- It is a thorough document that provides a clear framework of how to run your charity and what is expected of trustees; helping you to run your charity in an efficient and responsible way
- It has robust clauses around membership and trustees which will stand you in excellent stead if you ever experience any problems in these areas.
- Having an approved constitution also means we, and the Charity Commission, can offer quick and detailed advice as we will be working with our own document.
How do we adopt the model constitution?
This will depend on your current constitution – there should be a clause that explains how to make any changes. The most common scenario is a member vote at an AGM or SGM. We are happy to advise further on this if your current constitution is not clear.
Will being a registered charity affect how we run our group?
There is no reason it should. If you have a charitable constitution then you are already a charity and so are subject to charity regulation. Your constitution may come under some scrutiny as part of the registration process – but we can help with that.
There are benefits to being a registered charity: you will receive an official charity number and be listed in the Charity Commissions public register of charities. This can help with fundraising – the charity number adds authority to your cause and some funders will only speak with registered charities.
Being a registered charity comes with some annual reporting requirements to the Charity Commission. Exactly what is involved depends on income. At the lowest level (£5K-10K) it is just submitting income and expenditure figures and keeping trustee details up to date. If your income is over £25,000 you will have to submit accounts. You can find more details in our trustee handbook.
Once you become a registered charity you will continue to receive support from us – we have guidance for charity trustees and keep on top of any changes and updates you need to know about. And, as ever, we are always happy to answer questions and offer advice over the phone or by email.
Can we register on our own?
Yes – you do not have to use our service. Many groups have registered on their own in the past, and using our model constitution (see below) will help. However, it is a time-consuming and often difficult task for groups. For most, our service offers the quickest and easiest route to registration.

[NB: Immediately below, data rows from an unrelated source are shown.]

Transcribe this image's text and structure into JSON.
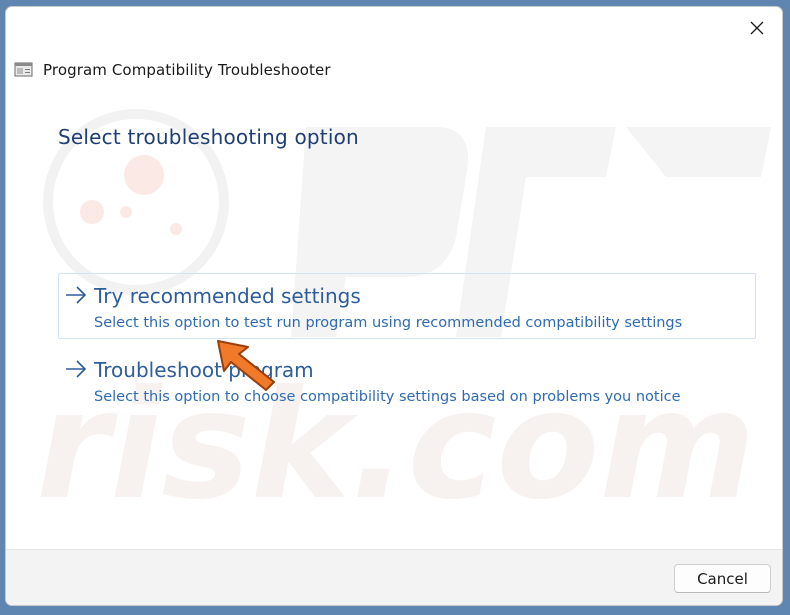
{
  "window": {
    "title": "Program Compatibility Troubleshooter",
    "close_icon": "close-icon",
    "app_icon": "troubleshooter-app-icon"
  },
  "page": {
    "heading": "Select troubleshooting option"
  },
  "options": [
    {
      "title": "Try recommended settings",
      "description": "Select this option to test run program using recommended compatibility settings",
      "icon": "arrow-right-icon",
      "hovered": true
    },
    {
      "title": "Troubleshoot program",
      "description": "Select this option to choose compatibility settings based on problems you notice",
      "icon": "arrow-right-icon",
      "hovered": false
    }
  ],
  "footer": {
    "cancel_label": "Cancel"
  },
  "annotation": {
    "icon": "orange-pointer-arrow-icon",
    "color": "#f07a2a"
  },
  "colors": {
    "heading": "#1f3e76",
    "option_title": "#2e5d9b",
    "option_description": "#2f6bb3",
    "desktop_background": "#5f86b0"
  }
}
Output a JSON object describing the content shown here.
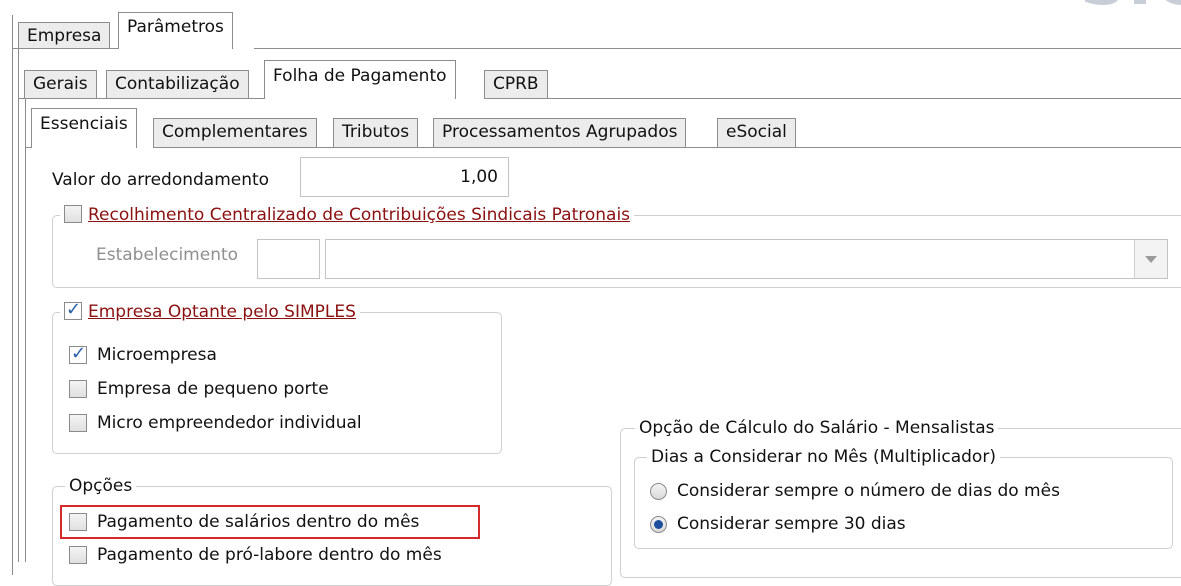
{
  "top_tabs": [
    "Empresa",
    "Parâmetros"
  ],
  "second_tabs": [
    "Gerais",
    "Contabilização",
    "Folha de Pagamento",
    "CPRB"
  ],
  "third_tabs": [
    "Essenciais",
    "Complementares",
    "Tributos",
    "Processamentos Agrupados",
    "eSocial"
  ],
  "rounding": {
    "label": "Valor do arredondamento",
    "value": "1,00"
  },
  "centralized": {
    "title": "Recolhimento Centralizado de Contribuições Sindicais Patronais",
    "checked": false,
    "establishment_label": "Estabelecimento",
    "establishment_code": "",
    "establishment_name": ""
  },
  "simples": {
    "title": "Empresa Optante pelo SIMPLES",
    "checked": true,
    "options": [
      {
        "label": "Microempresa",
        "checked": true
      },
      {
        "label": "Empresa de pequeno porte",
        "checked": false
      },
      {
        "label": "Micro empreendedor individual",
        "checked": false
      }
    ]
  },
  "opcoes": {
    "title": "Opções",
    "items": [
      {
        "label": "Pagamento de salários dentro do mês",
        "checked": false
      },
      {
        "label": "Pagamento de pró-labore dentro do mês",
        "checked": false
      }
    ]
  },
  "salary_calc": {
    "title": "Opção de Cálculo do Salário - Mensalistas",
    "subtitle": "Dias a Considerar no Mês (Multiplicador)",
    "options": [
      {
        "label": "Considerar sempre o número de dias do mês",
        "selected": false
      },
      {
        "label": "Considerar sempre 30 dias",
        "selected": true
      }
    ]
  },
  "colors": {
    "link": "#8b1010",
    "highlight": "#d62a2a",
    "radio_selected": "#1e4f9e"
  }
}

If you do decide to do it yourself you will need to complete the online form on the Charity Commission’s website. You will be asked to supply a range of information including: what your charity does and who benefits, how you achieve your charitable purpose, how you deliver public benefit and how you offer artistic merit.
- Apply using your own constitution (i.e. not our model): this will be the most work for you in terms of submitting the application. The Charity Commission will evaluate your constitution and application and may contact you with follow-up questions. The wait time varies but is normally at least a few weeks. If there are any questions, the wait time will increase.
- Apply using our model constitution: the process is as above but you can say you are using our model – this will make the application process quicker. You still have to complete the rest of the form and the Charity commission may have questions.
Type of application
Using our Model Constitution
(England, Scotland Wales)
Not using our Model Constitution
(England, Scotland Wales)
(England and Wales only)
If you would like to apply for charitable status in Northern Ireland or as an SCIO in Scotland please get in touch.
What to do next
We hope you find this Making Music resource useful. If you have any comments or suggestions about the guidance please contact us. Whilst every effort is made to ensure that the content of this guidance is accurate and up to date, Making Music do not warrant, nor accept any liability or responsibility for the completeness or accuracy of the content, or for any loss which may arise from reliance on the information contained in it.